* Task directions *
Which lines in the material below contain the word "fiscal"? Copy each of them.

(Information shown)

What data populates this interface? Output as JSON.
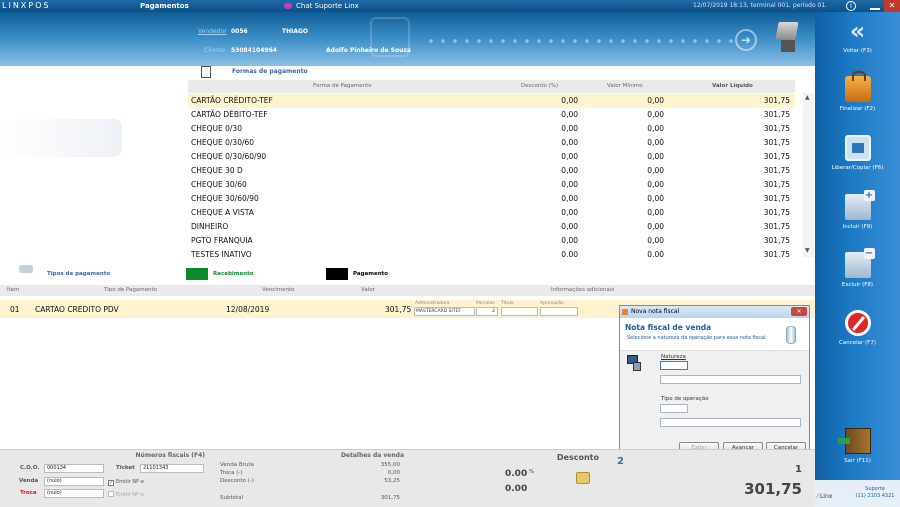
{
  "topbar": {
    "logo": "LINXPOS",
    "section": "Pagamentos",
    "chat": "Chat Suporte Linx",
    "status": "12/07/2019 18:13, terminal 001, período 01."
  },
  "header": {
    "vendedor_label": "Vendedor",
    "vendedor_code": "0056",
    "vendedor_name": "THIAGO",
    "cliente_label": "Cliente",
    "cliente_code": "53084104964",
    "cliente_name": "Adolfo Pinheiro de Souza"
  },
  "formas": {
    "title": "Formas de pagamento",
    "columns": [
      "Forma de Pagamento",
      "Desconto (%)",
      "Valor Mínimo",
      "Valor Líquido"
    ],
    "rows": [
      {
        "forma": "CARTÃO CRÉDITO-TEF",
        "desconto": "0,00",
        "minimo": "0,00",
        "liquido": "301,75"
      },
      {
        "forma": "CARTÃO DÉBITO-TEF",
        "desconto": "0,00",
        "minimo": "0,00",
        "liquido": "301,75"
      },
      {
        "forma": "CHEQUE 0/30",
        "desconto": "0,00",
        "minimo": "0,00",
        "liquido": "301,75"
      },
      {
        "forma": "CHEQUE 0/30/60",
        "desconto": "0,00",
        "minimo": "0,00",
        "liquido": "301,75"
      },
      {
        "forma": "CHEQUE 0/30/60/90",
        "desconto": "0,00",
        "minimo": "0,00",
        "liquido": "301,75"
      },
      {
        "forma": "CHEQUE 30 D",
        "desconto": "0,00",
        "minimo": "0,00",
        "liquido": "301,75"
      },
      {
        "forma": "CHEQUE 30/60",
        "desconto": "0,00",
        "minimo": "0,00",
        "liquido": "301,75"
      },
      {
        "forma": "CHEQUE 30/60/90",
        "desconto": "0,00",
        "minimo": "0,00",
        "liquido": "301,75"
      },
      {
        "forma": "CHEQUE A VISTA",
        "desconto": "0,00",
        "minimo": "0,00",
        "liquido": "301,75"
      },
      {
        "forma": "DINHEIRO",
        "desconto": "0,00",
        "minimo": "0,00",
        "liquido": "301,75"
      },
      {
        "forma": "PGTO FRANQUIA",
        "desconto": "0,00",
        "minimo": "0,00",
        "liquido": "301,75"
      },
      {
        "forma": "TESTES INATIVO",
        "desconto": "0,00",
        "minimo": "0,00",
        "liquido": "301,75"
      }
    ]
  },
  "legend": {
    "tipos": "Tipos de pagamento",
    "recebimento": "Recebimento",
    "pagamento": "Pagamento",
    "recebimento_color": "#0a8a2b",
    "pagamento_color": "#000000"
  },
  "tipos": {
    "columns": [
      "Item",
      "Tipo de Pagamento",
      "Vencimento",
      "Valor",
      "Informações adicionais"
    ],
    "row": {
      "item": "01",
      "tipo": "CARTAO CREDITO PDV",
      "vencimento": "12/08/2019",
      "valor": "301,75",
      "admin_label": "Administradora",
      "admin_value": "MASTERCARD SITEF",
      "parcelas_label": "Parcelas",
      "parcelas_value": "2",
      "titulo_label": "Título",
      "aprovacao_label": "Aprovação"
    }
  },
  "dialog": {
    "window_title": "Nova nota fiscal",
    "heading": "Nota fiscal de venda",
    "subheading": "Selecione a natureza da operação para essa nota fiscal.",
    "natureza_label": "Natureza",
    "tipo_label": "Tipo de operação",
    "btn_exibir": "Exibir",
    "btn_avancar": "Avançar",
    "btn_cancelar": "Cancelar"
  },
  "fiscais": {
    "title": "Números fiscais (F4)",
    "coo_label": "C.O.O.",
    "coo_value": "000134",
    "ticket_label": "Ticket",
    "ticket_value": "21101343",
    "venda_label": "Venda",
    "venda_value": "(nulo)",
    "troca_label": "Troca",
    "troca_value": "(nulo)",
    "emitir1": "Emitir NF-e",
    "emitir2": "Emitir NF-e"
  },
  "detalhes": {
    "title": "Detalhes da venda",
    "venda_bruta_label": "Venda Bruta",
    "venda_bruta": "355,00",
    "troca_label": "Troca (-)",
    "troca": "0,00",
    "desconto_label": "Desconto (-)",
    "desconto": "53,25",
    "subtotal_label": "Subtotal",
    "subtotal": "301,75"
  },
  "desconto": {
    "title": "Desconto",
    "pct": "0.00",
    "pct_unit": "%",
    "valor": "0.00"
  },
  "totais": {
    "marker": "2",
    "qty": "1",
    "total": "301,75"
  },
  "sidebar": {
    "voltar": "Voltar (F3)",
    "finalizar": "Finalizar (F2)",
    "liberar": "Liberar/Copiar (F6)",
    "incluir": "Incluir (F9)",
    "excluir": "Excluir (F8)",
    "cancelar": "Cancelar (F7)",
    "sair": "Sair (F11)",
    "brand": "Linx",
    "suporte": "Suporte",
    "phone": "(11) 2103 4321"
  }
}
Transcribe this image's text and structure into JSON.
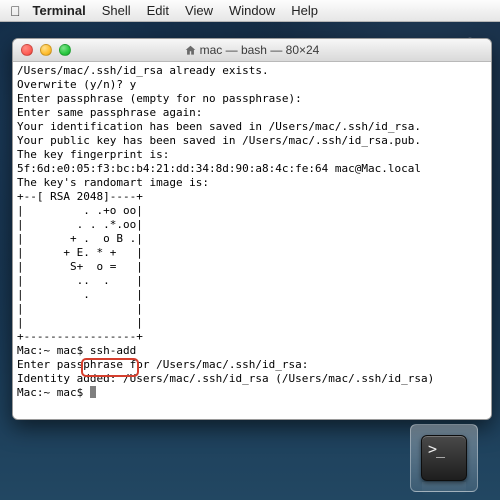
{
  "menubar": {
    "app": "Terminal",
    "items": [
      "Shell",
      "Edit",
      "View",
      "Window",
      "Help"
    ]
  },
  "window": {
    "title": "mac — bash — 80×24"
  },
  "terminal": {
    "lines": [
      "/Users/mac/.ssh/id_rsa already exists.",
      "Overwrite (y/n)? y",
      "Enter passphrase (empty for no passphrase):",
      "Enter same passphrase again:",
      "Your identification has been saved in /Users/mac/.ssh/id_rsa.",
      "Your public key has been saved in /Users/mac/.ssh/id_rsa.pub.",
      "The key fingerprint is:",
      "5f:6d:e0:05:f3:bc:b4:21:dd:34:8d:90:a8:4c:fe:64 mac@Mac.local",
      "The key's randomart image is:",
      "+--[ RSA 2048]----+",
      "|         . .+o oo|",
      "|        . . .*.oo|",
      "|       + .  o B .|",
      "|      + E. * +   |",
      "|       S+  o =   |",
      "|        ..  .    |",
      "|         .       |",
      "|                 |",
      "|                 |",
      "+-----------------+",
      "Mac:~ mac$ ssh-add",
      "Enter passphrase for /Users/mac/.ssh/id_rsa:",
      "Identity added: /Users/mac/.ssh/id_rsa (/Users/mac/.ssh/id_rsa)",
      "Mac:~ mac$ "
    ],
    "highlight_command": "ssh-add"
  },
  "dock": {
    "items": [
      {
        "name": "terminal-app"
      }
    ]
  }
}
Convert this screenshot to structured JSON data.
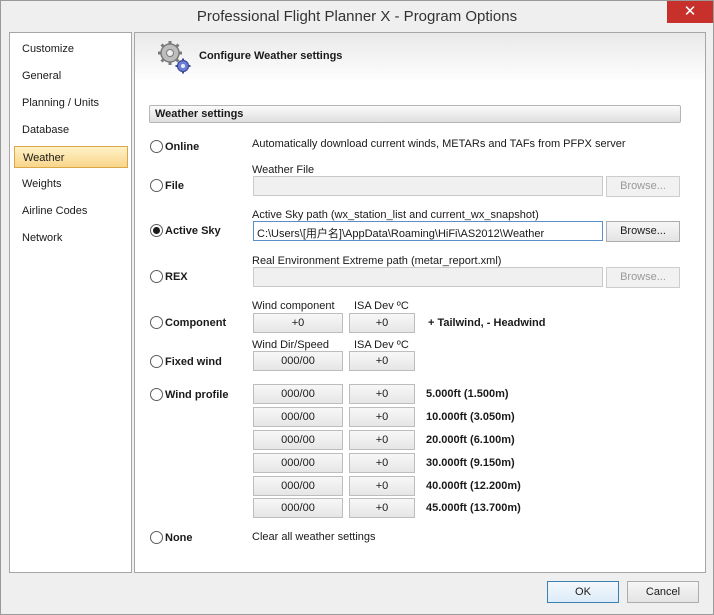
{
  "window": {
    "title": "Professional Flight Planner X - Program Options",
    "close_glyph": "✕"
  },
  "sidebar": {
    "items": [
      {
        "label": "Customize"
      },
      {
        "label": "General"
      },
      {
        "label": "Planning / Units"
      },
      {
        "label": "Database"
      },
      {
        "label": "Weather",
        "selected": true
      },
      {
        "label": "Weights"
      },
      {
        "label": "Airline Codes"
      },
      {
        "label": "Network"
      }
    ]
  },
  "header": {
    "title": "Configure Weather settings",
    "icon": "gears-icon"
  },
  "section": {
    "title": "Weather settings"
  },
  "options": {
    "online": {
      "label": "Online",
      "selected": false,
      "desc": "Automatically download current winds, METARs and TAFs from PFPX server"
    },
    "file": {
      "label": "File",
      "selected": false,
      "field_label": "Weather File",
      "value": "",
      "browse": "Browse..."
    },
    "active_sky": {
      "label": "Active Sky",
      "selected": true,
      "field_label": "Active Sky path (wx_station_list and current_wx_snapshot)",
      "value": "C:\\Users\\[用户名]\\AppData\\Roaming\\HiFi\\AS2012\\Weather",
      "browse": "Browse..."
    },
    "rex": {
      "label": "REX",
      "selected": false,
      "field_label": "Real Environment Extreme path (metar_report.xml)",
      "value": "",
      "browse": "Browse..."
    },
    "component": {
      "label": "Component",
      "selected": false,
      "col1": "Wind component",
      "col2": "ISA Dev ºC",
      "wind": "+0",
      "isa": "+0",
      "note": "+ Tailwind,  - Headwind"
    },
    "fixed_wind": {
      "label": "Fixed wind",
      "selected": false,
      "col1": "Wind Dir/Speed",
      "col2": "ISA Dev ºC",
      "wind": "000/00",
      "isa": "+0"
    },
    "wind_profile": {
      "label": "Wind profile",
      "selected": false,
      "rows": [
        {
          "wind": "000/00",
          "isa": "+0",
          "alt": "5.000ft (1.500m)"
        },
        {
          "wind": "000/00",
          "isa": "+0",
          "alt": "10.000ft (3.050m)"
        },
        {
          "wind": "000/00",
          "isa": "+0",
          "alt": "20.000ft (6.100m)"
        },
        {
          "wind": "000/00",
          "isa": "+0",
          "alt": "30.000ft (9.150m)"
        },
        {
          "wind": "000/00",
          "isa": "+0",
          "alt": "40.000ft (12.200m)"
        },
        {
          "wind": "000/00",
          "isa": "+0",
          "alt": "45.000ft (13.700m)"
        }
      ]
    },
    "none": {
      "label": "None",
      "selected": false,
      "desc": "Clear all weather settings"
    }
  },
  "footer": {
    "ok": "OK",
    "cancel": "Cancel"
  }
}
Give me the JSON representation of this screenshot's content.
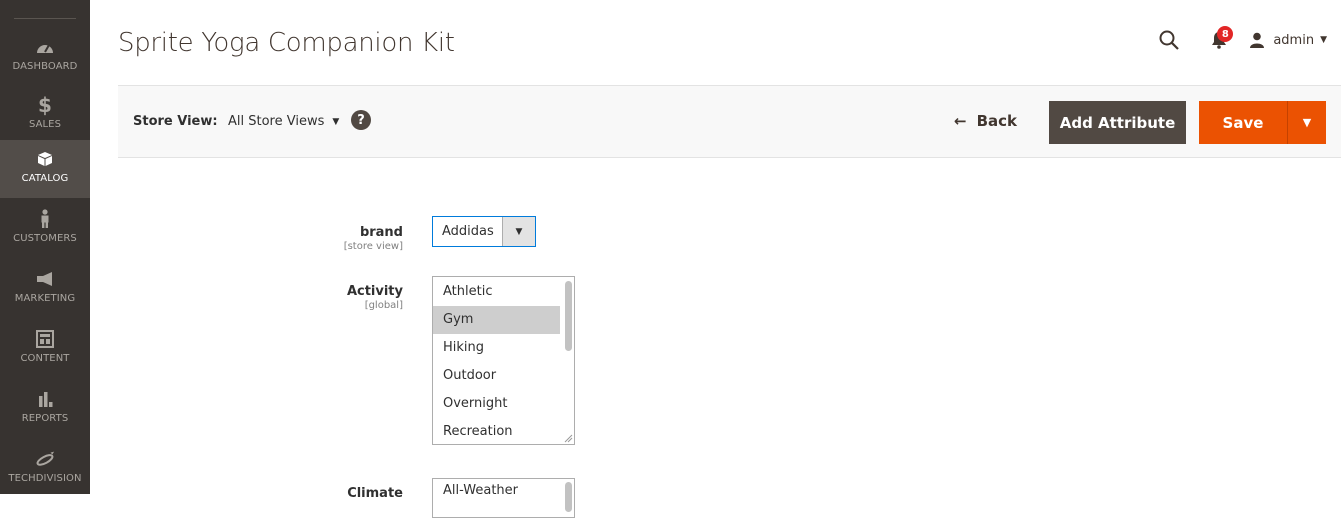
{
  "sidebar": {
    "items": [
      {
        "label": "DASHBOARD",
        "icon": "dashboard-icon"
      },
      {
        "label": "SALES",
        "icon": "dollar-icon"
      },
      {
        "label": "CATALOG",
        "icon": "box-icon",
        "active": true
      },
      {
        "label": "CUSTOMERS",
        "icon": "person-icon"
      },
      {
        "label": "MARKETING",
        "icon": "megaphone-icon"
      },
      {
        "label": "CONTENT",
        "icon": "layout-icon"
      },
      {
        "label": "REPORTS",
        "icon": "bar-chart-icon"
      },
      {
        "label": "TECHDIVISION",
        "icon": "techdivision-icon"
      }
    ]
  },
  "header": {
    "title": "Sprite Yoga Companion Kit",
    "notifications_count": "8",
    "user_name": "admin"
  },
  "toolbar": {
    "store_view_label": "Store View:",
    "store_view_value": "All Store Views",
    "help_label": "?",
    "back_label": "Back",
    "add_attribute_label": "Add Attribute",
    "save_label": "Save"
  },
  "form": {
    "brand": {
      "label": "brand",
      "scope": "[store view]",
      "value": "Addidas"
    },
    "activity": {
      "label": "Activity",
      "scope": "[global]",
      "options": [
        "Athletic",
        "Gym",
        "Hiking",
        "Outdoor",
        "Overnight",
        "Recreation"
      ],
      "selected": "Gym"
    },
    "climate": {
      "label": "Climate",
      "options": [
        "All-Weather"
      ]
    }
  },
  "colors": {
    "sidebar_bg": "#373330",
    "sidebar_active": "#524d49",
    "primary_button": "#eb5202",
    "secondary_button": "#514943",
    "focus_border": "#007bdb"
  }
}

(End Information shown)

* Task output *
    "window_title": "Nova nota fiscal",
    "heading": "Nota fiscal de venda",
    "subheading": "Selecione a natureza da operação para essa nota fiscal.",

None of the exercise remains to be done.